It’s actually quite good. It’s easy to navigate and, as the name implies, explains some of the terms prospective mortgagors (didn’t find that one) are likely to come across.Pity it didn’t go a bit further though. Explanations of further advances, offsets, LIBOR, equity release, buy-to-let, currency mortgages et al, would be useful. But credit where it’s due – it’s a step in the right direction even if the nakedness theme is a bit tacky. But then if Jamie Oliver can do it… Of course, the FSA still isn’t everyone’s cup of tea. Lee Martin’s heartfelt pop at the frustrations of regulation – see Mortgage Strategy Letters, October 24 – must have struck a chord with everyone in the industry. Isn’t there a touch of the emperor’s new clothes about regulation? Nobody wants to point the finger but the biggest impact of regulation has been the way it has increased costs, lengthened processes, added complexity and compounded confusion. And, to borrow from another fairy tale, now that the regulatory genie is out of the bottle, there’s no way it’s going back in. We’re stuck with it. And there’s the rub. Because we’ve no choice other than to work with it, everyone seems to be scurrying around being an apologist for it. Or just putting a brave face on the fact that what was pre-sold as a light touch has turned out to be a heavy hand indeed. But it’s still a work in progress and who better to influence change for the better than those of us struggling under its burden? OK, we all sign up to protecting consumers. And consistency of format in the way financial products are offered and sold has been a big plus in theory. But the delivery of this new Gospel has been a disaster. Far from simplifying the process, there’s now so much additional written information that nobody but a Which?-reading anorak has the time to read what’s produced? How does this help understanding? Ask me to identify the single most significant thing that regulation has accomplished and I’d be hard pressed not to say the decimation of the world’s rain forests. I recently remortgaged and had 12 pages of paper to wade through – and that was with my own lender. But perhaps there’s hope yet. The FSA website is a good start. It’s short, meaningful and uses words even I can understand. If only the same luminary who commissioned it could do the same for lender processes and paperwork we might all be headed for a good outcome. And perhaps that light ahead would be the light at the end of the tunnel rather than one on the front of the next regulatory train hurtling towards us.peter mounty

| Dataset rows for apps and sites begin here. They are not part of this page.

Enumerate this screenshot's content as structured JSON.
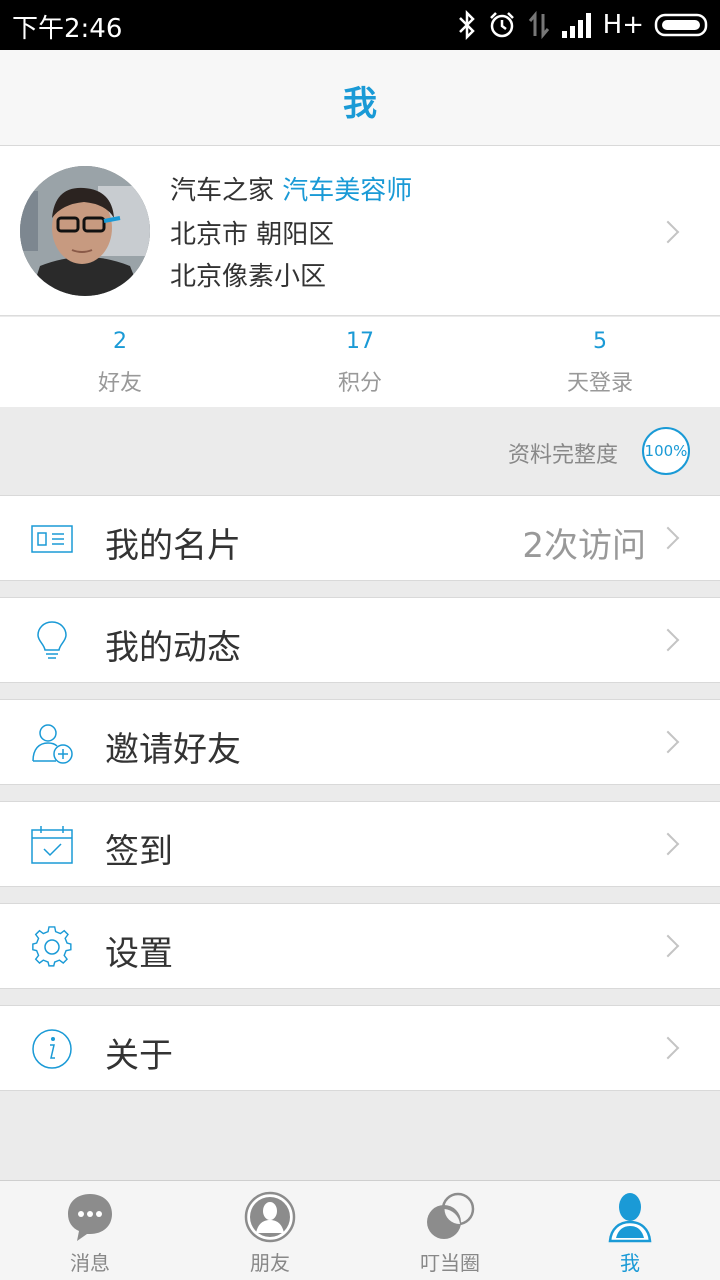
{
  "status_bar": {
    "time": "下午2:46",
    "network": "H+"
  },
  "header": {
    "title": "我"
  },
  "profile": {
    "company": "汽车之家",
    "role": "汽车美容师",
    "location": "北京市 朝阳区",
    "community": "北京像素小区"
  },
  "stats": [
    {
      "value": "2",
      "label": "好友"
    },
    {
      "value": "17",
      "label": "积分"
    },
    {
      "value": "5",
      "label": "天登录"
    }
  ],
  "completeness": {
    "label": "资料完整度",
    "value": "100%"
  },
  "menu": [
    {
      "label": "我的名片",
      "extra": "2次访问",
      "icon": "business-card-icon"
    },
    {
      "label": "我的动态",
      "extra": "",
      "icon": "lightbulb-icon"
    },
    {
      "label": "邀请好友",
      "extra": "",
      "icon": "add-user-icon"
    },
    {
      "label": "签到",
      "extra": "",
      "icon": "calendar-check-icon"
    },
    {
      "label": "设置",
      "extra": "",
      "icon": "gear-icon"
    },
    {
      "label": "关于",
      "extra": "",
      "icon": "info-icon"
    }
  ],
  "tabs": [
    {
      "label": "消息",
      "icon": "chat-bubble-icon"
    },
    {
      "label": "朋友",
      "icon": "person-circle-icon"
    },
    {
      "label": "叮当圈",
      "icon": "circles-icon"
    },
    {
      "label": "我",
      "icon": "person-icon",
      "active": true
    }
  ],
  "colors": {
    "accent": "#1a9ad6",
    "background": "#ebebeb"
  }
}
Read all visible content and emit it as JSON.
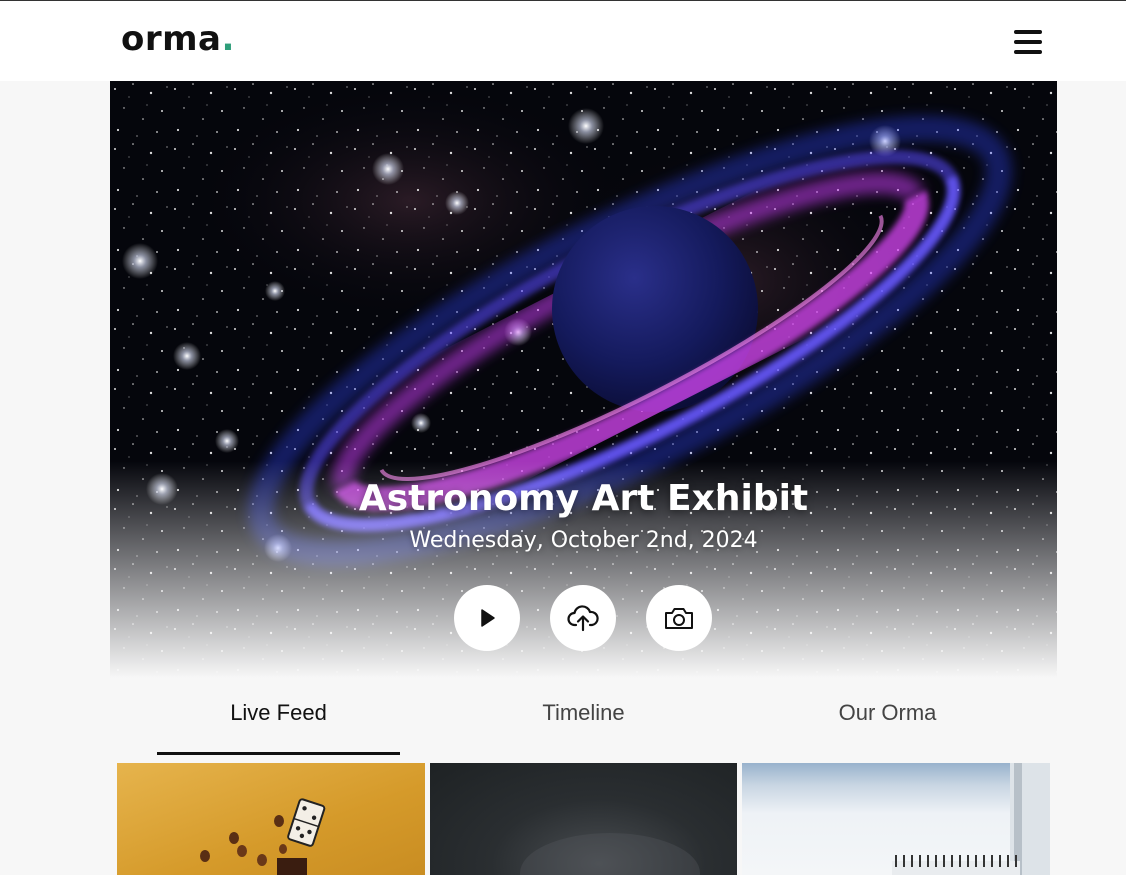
{
  "header": {
    "logo_text": "orma",
    "logo_dot": ".",
    "menu_icon": "hamburger-menu-icon"
  },
  "event": {
    "title": "Astronomy Art Exhibit",
    "date": "Wednesday, October 2nd, 2024"
  },
  "actions": [
    {
      "icon": "play-icon"
    },
    {
      "icon": "upload-cloud-icon"
    },
    {
      "icon": "camera-icon"
    }
  ],
  "tabs": [
    {
      "label": "Live Feed",
      "active": true
    },
    {
      "label": "Timeline",
      "active": false
    },
    {
      "label": "Our Orma",
      "active": false
    }
  ],
  "colors": {
    "accent_dot": "#2e9e7a",
    "text_dark": "#111111",
    "background": "#f7f7f7"
  }
}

Have you checked out the Financial Services Authority\'s jargon-free \'mortgages laid bare\' website yet?